I did a little digging to see what regular, recurring roles on television Asian Americans were getting, both today and in years past. I’m happy to say that while there are a lot of techies and doctors not surprisingly played by Asian Americans, there is a widening of “regular joe” roles, particularly for TV geared towards younger audiences. I was actually pleasantly surprised by the roles Asian Americans actors are getting these days. What do you think?
Who did I leave out? Please help.
Sandra Oh, actually Canadian. Role: Dr. Cristina Yang on Grey’s Anatomy. 2005-currently.
Ming Na Wen. Role: Dr. Jing-Mei “Deb” Chen on ER. She was on Season 1, Season 6 through 11. She went on to star in other successful TV shows such as Stargate Universe.
Charlyne Amanda Yi. Role: Dr. Chi Park on House. 2004- currently. She joins House for season 8 in 2011. She had her own show, Inconceivable, in 2005 which lasted 2 episodes. She played Rachel Lu, co-founder of a fertility clinic.
With a Martial Arts Slant
Margaret Denise Quigleyor Maggie Q. Role: Maggie Q in Nikita. The series focuses on Nikita (Maggie Q), a woman who escaped from a secret government-funded organization known as Division and, after three-year hiding period, is back with schemes to bring down the organization. 2010-present.

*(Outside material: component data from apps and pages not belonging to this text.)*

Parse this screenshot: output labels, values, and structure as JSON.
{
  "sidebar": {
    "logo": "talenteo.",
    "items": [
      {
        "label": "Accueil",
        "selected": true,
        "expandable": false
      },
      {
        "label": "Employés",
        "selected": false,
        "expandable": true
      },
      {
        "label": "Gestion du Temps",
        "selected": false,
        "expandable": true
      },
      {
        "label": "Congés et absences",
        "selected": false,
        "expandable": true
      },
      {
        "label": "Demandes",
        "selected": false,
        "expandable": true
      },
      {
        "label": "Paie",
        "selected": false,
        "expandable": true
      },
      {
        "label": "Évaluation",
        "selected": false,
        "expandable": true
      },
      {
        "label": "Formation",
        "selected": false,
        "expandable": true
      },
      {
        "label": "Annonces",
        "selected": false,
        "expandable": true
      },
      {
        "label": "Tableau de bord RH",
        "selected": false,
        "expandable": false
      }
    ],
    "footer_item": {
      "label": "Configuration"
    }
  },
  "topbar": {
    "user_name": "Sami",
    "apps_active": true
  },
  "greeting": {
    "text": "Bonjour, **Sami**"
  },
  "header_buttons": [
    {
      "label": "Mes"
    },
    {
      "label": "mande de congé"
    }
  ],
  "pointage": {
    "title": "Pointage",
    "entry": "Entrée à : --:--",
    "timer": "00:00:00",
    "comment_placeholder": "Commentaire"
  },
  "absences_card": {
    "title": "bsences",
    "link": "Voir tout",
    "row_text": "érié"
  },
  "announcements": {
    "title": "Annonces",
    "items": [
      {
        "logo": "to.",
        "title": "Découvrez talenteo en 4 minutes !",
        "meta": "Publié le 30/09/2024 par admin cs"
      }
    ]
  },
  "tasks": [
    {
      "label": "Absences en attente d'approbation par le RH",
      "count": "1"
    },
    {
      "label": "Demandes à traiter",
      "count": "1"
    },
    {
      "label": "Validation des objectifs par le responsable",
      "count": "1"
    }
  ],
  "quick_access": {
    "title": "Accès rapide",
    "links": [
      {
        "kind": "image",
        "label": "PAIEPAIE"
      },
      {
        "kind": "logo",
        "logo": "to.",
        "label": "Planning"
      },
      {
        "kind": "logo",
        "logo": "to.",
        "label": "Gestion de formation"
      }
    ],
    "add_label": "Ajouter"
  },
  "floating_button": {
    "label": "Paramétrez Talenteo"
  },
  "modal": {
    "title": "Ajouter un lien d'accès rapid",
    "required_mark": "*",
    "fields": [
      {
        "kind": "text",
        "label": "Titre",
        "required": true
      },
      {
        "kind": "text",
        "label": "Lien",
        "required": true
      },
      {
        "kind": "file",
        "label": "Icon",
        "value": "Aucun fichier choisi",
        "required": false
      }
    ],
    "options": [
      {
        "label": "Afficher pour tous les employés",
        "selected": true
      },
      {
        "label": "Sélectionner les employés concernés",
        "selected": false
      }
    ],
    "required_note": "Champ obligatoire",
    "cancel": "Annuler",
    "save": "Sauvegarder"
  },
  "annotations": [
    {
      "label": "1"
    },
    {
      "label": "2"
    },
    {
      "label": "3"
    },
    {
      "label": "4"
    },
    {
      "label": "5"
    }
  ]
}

Thank you to children’s author of the excellent The Great Wall of Lucy WuWendy Shang for sending me this link. And yes, we both grew up “Asian Spotting” on TV because … there just weren’t many Asians on the small screen. We were never in ads of any kind and I remember what a big deal it was when Margaret Cho got a TV sitcom that lasted about two episodes.
“Growing up in the 1970s and ’80s, Jeff Yang, a New York-area marketing consultant, used to engage in “Asian-spotting” while watching TV and movies or looking at advertising. “If you saw an Asian in any role, it was remarkable,” he says. “Even if it was trivial or offensive, you felt that it was somehow better than being invisible.'” The Washington Post
And, I TOTALLY remember this ad:
“The few depictions of the 1960s and ’70s trafficked in gross stereotypes. In a famous early 1970s commercial for Calgon water softener, a laundry proprietor named Mr. Lee confided an “ancient Chinese secret” for cleaning shirts to a Caucasian customer. ” It actually didn’t bother me because there was FINALLY an Asian in a commercial without an thick accent.
Paul Farhi’s article asks a good question, “[Why] There’s no Asian American equivalent of the Old Spice guy, the hunky leading-man type played by an African American actor, Isaiah Mustafa. In fact, Asian American men rarely play romantic roles on TV or in American-made movies.” The article points out that there are basically two roles for Asian Americans: techy and smart which is, I have to say, better than nerdy but still a small slice of who we really are.
“Even into the 1990s, marketers still depicted Asians as either martial arts experts or nerdy submissive types too shy to speak in public, Yang says.”
“‘When Asian Americans appear in advertising, they typically are presented as the technological experts — knowledgeable, savvy, perhaps mathematically adept or intellectually gifted. They’re most often shown in ads for business-oriented or technical products — smartphones, computers, pharmaceuticals, electronic gear of all kinds.”
And here’s the kicker:
Scholarly research shows that Asian American consumers accept the “model minority” advertising stereotype about themselves. In a study conducted last year, Yoo, the University of Texas researcher, showed panels of Asian Americans two sets of mock ads for mobile phones, the first featuring Caucasian models and the second with Asian models. Then, she repeated the experiment with ads for a “non-tech” product, cologne, alternating ads with Caucasian and Asian models.
Result: Asian American consumers were more favorably disposed toward the tech products when they were endorsed by the Asian models. They also liked the non-tech products more when they were endorsed by Caucasian models.
Yoo theorizes that this is a reflection of the “match up” theory: Asian American panelists have bought into the same cues and stereotypes as other Americans thanks to years of cultural exposure.”
In all fairness, the Best Buy Geek Squad ad below only depicts one Geek as Asian … among other ethnicities. I don’t think it’s offensive at all! What do you think of this ad and how Asian Americans are portrayed in general?
If there was an Asian American equivalent of the Old Spice Guy, who would you pick? My vote would be for Russel Wong.